Thousands of Ohioans have eagerly been waiting for the calendar to turn to September, when popular hunting seasons open across the state, according to the Ohio Department of Natural Resources Division of Wildlife. Early September is the time to hunt doves, squirrels, and some waterfowl, with white-tailed deer archery season just around the corner.
The tradition of a Sept. 1 season opener continues for squirrel (fox, gray, and red), dove, rail, snipe, and gallinule. Canada geese and teal (blue-winged, green-winged, and cinnamon) may be hunted starting Sept. 3 during the early waterfowl season. The deer archery hunting season is not far behind, with the statewide season beginning Sept. 24 and a season in a few targeted counties opening Sept. 10.
Doves are a popular game bird for hunters in Ohio. Doves are abundant throughout Ohio in early September before they migrate to southern habitats for the winter.
Squirrels were the first quarry of many beginning Ohio hunters and are still the state’s favorite small-game species. Early in the hunting season, squirrels are found in forests and woodlands that have beech, oak, and hickory trees.
Canada geese, blue-winged teal, and green-winged teal are some of the earliest migratory waterfowl to arrive in Ohio’s wetlands. Waterfowl can be hunted in agricultural fields, from the shores of wetlands or ponds, or from a boat. Be sure to review a waterfowl identification guide before an early season hunt.

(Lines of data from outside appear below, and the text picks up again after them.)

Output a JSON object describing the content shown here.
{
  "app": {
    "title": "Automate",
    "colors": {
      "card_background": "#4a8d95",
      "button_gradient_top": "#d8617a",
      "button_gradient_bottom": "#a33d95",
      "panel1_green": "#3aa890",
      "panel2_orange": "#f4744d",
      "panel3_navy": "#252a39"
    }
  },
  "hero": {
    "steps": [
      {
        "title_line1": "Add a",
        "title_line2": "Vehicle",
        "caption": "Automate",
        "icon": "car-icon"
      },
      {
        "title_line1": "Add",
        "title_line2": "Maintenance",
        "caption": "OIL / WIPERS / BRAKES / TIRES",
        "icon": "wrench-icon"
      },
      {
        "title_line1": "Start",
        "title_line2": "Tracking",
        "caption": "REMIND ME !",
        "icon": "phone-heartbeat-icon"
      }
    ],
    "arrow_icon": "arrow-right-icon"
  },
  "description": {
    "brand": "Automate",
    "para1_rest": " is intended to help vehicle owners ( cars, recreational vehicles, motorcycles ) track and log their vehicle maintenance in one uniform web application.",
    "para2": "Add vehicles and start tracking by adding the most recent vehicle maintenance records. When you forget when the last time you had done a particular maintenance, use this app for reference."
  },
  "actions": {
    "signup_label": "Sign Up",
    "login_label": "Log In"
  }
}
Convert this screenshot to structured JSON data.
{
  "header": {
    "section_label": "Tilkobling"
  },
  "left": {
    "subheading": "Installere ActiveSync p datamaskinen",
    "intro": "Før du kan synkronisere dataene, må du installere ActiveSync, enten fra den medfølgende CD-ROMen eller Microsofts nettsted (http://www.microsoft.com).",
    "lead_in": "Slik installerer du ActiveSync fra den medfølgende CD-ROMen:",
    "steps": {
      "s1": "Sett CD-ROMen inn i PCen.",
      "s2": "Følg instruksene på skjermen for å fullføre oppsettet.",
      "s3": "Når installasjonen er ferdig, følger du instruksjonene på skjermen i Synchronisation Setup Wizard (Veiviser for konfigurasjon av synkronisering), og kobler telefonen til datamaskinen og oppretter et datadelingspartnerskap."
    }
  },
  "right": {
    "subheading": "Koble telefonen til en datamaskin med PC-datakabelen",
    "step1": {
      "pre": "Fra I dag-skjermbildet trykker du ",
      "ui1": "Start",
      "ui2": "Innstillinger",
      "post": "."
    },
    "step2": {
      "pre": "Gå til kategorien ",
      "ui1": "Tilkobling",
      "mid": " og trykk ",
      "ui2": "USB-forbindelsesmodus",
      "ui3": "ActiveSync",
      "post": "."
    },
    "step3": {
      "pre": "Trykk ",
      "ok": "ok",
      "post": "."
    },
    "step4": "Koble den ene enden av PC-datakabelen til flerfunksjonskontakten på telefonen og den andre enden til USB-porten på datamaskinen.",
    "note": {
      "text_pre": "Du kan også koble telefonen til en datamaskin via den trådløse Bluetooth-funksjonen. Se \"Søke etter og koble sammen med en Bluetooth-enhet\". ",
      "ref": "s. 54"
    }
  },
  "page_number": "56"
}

Hunters are reminded to check the current regulations for changes to season dates and daily limits as the 2022 fall seasons begin. A summary of the 2022-23 hunting and trapping regulations can be found at wildohio.gov, on the HuntFish OH app, or anywhere licenses are sold.
Ohio’s deer archery season begins soon. The statewide season opens Saturday, Sept. 24. Hunters in the Disease Surveillance Area (Hardin, Marion, and Wyandot counties) can begin archery hunting two weeks before the statewide opener, on Sept. 10. Public land deer hunting opportunities abound; check the 2022-23 hunting and trapping regulations for additional details and requirements.
The free HuntFish OH app is available to conveniently purchase hunting and fishing licenses, check game, view wildlife area maps, and much more. The HuntFish OH mobile app is available for iOS and Android users in the app store or Google Play. Users can check deer and wild turkey harvests through the app, even without an internet connection.
The Ohio Landowner-Hunter Access Partnership program opens an avenue for hunters to access private land, and landowners to receive incentives for allowing hunter access. Find more information about the program, sign up as a hunter or landowner, and find property near you at wildohio.gov.
New and experienced hunters alike are encouraged to check out the Wild Ohio Harvest Community for information on getting started, hunting opportunities, and delicious wild game recipes. Make the most of your fall hunting season with online learning modules, hands-on workshops, and more.
• The ODNR Division of Wildlife has confirmed cases of Epizootic Hemorrhagic Disease in white-tailed deer in Athens, Butler, Champaign, Franklin, Greene, Hamilton, Highland, Madison, Perry, Preble, Ross, Union, and Warren counties.
EHD is one of the most common ailments affecting deer, and the disease occurs in the late summer and fall in deer herds across North America. Outbreaks are often associated with drought. Ohio saw a rise in cases beginning in mid-August this year.
The EHD virus is not infectious to people or pets and is not spread from animal to animal. It is transmitted by the bite of small insects called midges, so EHD-associated deaths in deer can occur until the first frost of the year causes a decline in midge activity.
Once infected, deer show symptoms within five to 10 days, and many deer die within 36 hours of the onset of symptoms. Deer in the Midwest are at a higher risk because they lack herd immunity, among other factors. There is little that can be done to protect wild deer from the virus. Outbreaks of EHD can result in high deer mortality in some areas but populations typically increase within a few years.
White-tailed deer, along with mule deer, elk, bighorn sheep, and pronghorn antelope, as well as domestic cattle and sheep, are susceptible to EHD. According to the Ohio Department of Agriculture, EHD does not pose a serious threat to livestock and infections are likely to be mild. Deer infected with this virus may show symptoms including lethargy, head hung down, loss of fear of humans, swelling of the tongue and head and neck, difficulty breathing, and excess salivation. Affected deer are often found in or near bodies of water, likely because of fever and dehydration.
Sightings of sick or dead deer should be reported at wildohio.gov or to a local Ohio wildlife officer so the Division of Wildlife can track incidences and perform tests. For more information about EHD visit wildohio.gov.
Until next time Good Hunting and Good Fishing!